In a Jan. 31 safety announcement, the agency said it “has not concluded that FDA-approved testosterone treatment increases the risk of stroke, heart attack, or death.”
It also cautioned that patients “should not stop taking prescribed testosterone products without first discussing any questions or concerns with their healthcare professionals.”
The investigation was prompted by the recent publication of two recent studies.
“We are providing this alert while we continue to evaluate the information from these studies and other available data, and will communicate our final conclusions and recommendations when the evaluation is complete,” the FDA said.
In the most recent study, published in the January issue of PLOS ONE, researchers examined the healthcare records of 55,593 men who had been prescribed testosterone therapy - 48,539 under 65 years of age and 7,054 who were age 65 or older.
Men who were 65 years and older had a twofold increase in risk of myocardial infarction within the first 90 days after filling a prescription for testosterone therapy.
In the younger group, men less than 65 years with pre-existing heart disease showed a two- to three-fold increased risk of myocardial infarction within the 90-day window of filling the first testosterone therapy prescription. However, younger men without a history of heart disease had no excess risk following the initial testosterone treatment, the authors noted.
"The extensive and rapidly increasing use of testosterone treatment and the evidence of risk of heart attack underscore the urgency of further large studies of the risks and the benefits of this treatment. Patients and their physicians should discuss the risk of heart attacks when considering testosterone therapy,” said senior author Sander Greenland, DrPh, of the UCLA Fielding School of Public Health.
The other study cited by the FDA, which was published in JAMA last November (2013; 310:1829-1836), evaluated the association between the use of testosterone therapy and all-cause mortality, myocardial infarction, and stroke among male veterans and whether this association was modified by underlying coronary artery disease.
The researchers, led by first author Rebecca Vigen, MD, of the University of Texas Southwestern Medical Center, Dallas, found that the proportion of patients experiencing events 3 years after coronary angiography was 19.9% in the no testosterone therapy group (average age, 64 years) and 25.7% in the testosterone therapy group (average age, 61 years), for an absolute risk difference of 5.8%.
“These findings raise concerns about the potential safety of testosterone therapy. Future studies including randomized controlled trials are needed to properly characterize the potential risks of testosterone therapy in men with comorbidities,” the authors wrote.

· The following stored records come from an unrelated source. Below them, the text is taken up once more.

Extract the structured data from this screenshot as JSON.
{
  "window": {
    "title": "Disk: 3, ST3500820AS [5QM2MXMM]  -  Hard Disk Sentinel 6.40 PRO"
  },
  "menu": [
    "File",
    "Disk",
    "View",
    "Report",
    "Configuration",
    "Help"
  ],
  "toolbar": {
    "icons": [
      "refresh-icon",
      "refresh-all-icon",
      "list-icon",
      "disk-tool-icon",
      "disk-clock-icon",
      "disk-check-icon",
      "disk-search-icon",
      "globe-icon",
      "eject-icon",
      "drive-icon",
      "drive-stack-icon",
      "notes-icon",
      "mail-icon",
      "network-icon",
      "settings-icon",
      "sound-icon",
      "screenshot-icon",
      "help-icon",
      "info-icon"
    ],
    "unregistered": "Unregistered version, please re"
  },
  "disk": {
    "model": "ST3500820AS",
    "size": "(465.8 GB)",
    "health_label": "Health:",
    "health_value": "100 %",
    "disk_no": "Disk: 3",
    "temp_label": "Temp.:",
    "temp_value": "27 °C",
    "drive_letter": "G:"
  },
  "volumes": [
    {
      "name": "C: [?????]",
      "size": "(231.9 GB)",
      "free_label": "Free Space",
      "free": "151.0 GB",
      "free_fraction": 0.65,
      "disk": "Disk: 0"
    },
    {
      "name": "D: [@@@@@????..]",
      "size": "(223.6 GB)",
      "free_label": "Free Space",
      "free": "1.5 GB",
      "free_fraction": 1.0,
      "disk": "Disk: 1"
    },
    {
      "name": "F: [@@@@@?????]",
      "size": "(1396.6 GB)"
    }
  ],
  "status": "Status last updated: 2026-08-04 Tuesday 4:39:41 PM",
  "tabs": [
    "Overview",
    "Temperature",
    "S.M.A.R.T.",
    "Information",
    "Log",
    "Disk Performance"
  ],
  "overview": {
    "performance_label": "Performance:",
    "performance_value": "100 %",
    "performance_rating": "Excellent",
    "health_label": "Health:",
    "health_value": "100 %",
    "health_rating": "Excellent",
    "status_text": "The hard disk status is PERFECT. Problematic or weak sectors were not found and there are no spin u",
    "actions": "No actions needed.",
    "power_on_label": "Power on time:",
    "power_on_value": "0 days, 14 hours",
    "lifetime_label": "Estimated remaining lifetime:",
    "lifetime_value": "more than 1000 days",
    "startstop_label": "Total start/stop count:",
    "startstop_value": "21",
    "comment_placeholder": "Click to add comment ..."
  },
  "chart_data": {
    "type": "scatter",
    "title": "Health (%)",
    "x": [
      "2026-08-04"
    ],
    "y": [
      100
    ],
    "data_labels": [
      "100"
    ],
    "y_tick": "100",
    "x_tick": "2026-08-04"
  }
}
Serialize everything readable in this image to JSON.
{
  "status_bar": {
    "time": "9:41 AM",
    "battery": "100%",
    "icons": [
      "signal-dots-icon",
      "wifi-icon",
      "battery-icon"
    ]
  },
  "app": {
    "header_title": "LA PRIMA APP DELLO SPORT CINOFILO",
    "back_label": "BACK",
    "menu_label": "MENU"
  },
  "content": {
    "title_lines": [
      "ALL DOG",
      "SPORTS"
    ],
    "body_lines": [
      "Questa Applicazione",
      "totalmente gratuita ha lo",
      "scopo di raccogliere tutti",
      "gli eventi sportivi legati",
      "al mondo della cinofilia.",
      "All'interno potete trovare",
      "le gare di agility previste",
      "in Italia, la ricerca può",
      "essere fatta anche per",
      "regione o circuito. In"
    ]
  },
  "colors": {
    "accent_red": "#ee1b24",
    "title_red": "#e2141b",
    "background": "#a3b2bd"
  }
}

According to the FDA, “Healthcare professionals should consider whether the benefits of FDA-approved testosterone treatment is likely to exceed the potential risks of treatment… We urge healthcare professionals and patients to report side effects involving prescription testosterone products to the FDA MedWatch program.”